If you have any kind of Photography equipment, you’ve probably paid a small fortune for it. If you have a large assortment of lenses and cameras, you’ve probably sold organs on the black market to pay for it all. 😉 I don’t know why, but if an item has “photography” stamped on it, it’s an automatic 30-56% more money (just like education products). 🙂 Finding small ways of saving cash is a photographer’s secret weapon. I stumbled across a great blog called Larry’s Cheap Shots. He has many cool ideas for saving money and DIY photography projects that are guaranteed to save you a bundle! Check it out!
I discovered a way cool trick that helps out tremendously when shooting in Manual mode or even in Aperture mode. Basically it is using auto ISO to help you freeze action at a sports game or if you are shooting handheld in low-light conditions, it prevents the camera from dropping below a set shutter speed (AKA no more blurry images).
If you’re outside with lots of light, this doesn’t matter as much. But like I said, for inside/low light it’s the bomb. In the ISO sensitivity settings menu, you can control the maximum ISO you want, say 1600. And, you can control the minimum shutter speed you want too.
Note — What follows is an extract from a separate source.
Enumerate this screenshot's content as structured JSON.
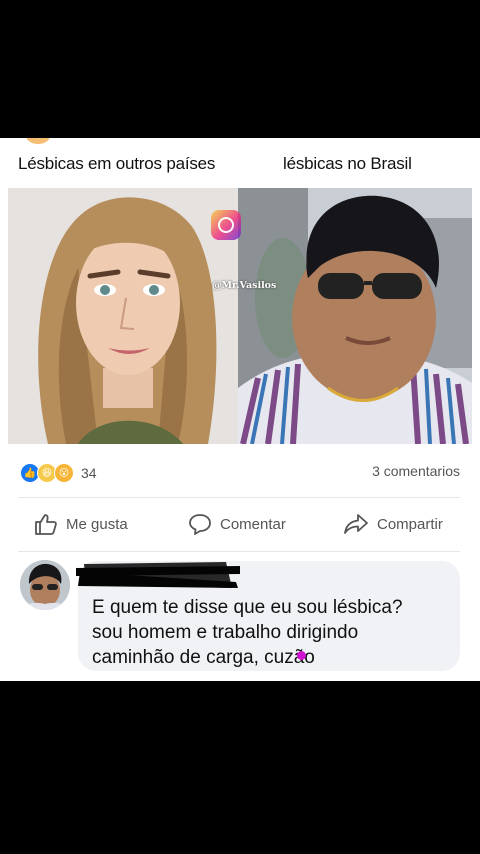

So for sports with super fast action, lock this in at 1/1000 or if you’re shooting your 50mm prime on your DX body, lock it in at 1/100. That way you can adjust your aperture to whatever you want and the shutter speed never drops below your minimum amount. The camera automagically calculates the proper ISO to make your exposure work out.
What’s way cool is that the camera won’t just jump full stops of ISO (like 200 to 400) it will do crazy stuff like ISO 273 – a setting you couldn’t choose to do even if you wanted to!
It’s really cool because when you move to different shooting spots or the natural light levels change all around you, you’re still nailing your exposures every time. Slick hey?
Credit for this trick goes to Scott Kelby and his Digital Photography Book 3 p.146.